_Task directions:_ A faithful copy of all the data is required; pictures should not be included.

_Data:_
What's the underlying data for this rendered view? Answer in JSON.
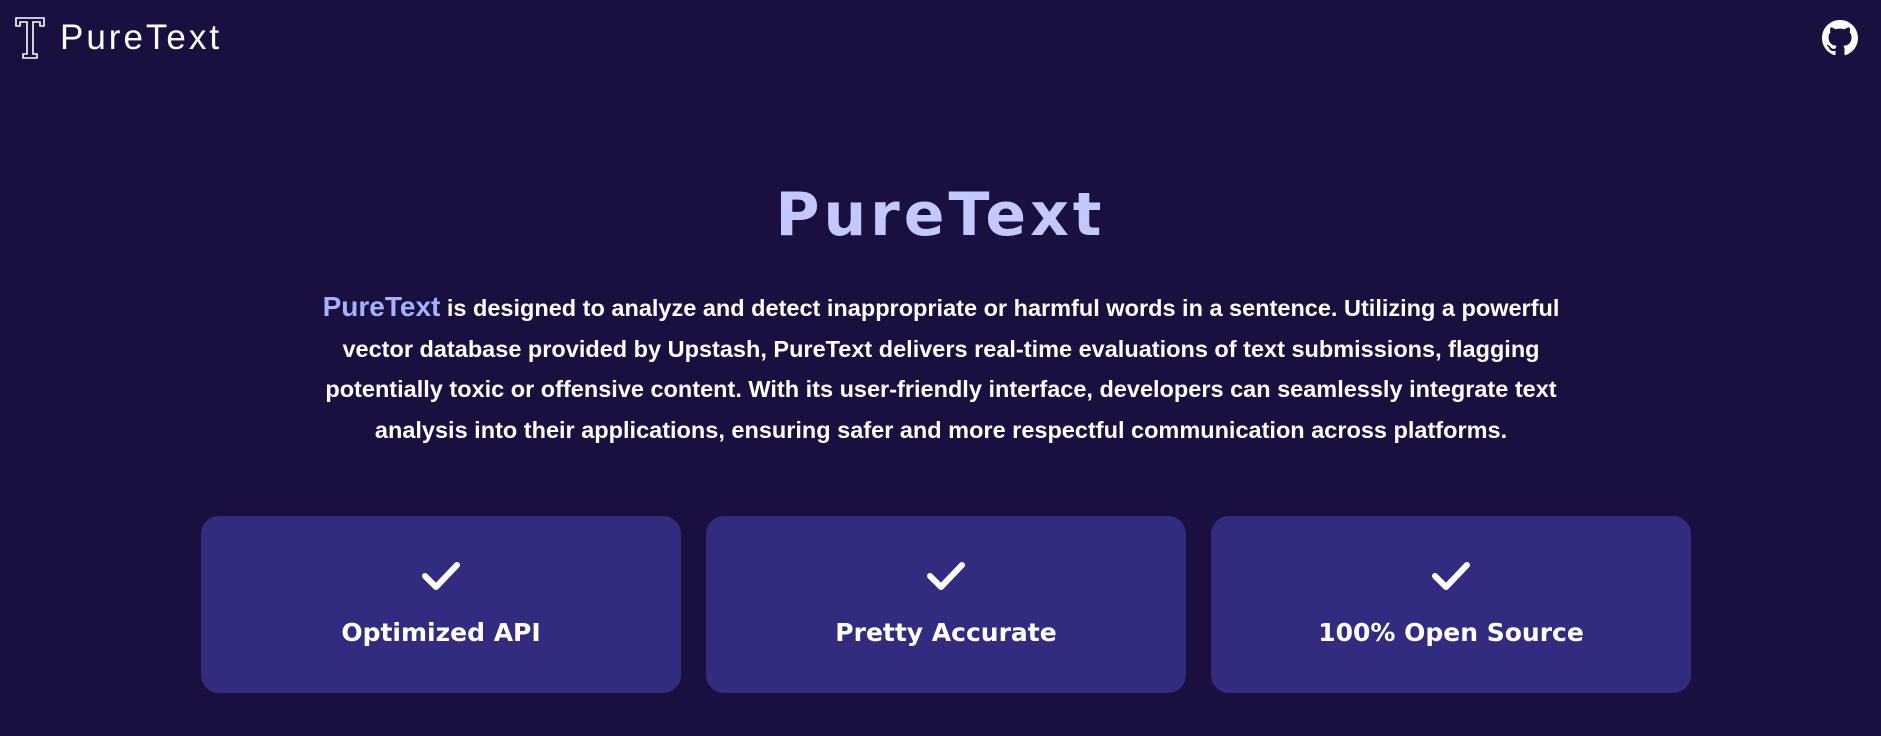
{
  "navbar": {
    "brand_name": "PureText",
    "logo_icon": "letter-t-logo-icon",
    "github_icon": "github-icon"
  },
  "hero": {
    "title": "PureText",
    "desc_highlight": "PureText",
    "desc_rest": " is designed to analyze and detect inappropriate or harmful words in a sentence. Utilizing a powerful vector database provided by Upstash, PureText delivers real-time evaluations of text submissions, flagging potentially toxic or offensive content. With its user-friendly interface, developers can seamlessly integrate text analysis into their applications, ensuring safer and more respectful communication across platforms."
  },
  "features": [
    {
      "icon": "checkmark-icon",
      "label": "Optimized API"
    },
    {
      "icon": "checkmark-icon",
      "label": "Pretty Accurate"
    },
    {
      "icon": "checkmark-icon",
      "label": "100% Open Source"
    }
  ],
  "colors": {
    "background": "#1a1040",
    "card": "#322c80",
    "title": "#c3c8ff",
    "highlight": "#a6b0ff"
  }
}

_Response:_
What's the underlying data for this rendered view? Answer in JSON.
{
  "navbar": {
    "brand_name": "PureText",
    "logo_icon": "letter-t-logo-icon",
    "github_icon": "github-icon"
  },
  "hero": {
    "title": "PureText",
    "desc_highlight": "PureText",
    "desc_rest": " is designed to analyze and detect inappropriate or harmful words in a sentence. Utilizing a powerful vector database provided by Upstash, PureText delivers real-time evaluations of text submissions, flagging potentially toxic or offensive content. With its user-friendly interface, developers can seamlessly integrate text analysis into their applications, ensuring safer and more respectful communication across platforms."
  },
  "features": [
    {
      "icon": "checkmark-icon",
      "label": "Optimized API"
    },
    {
      "icon": "checkmark-icon",
      "label": "Pretty Accurate"
    },
    {
      "icon": "checkmark-icon",
      "label": "100% Open Source"
    }
  ],
  "colors": {
    "background": "#1a1040",
    "card": "#322c80",
    "title": "#c3c8ff",
    "highlight": "#a6b0ff"
  }
}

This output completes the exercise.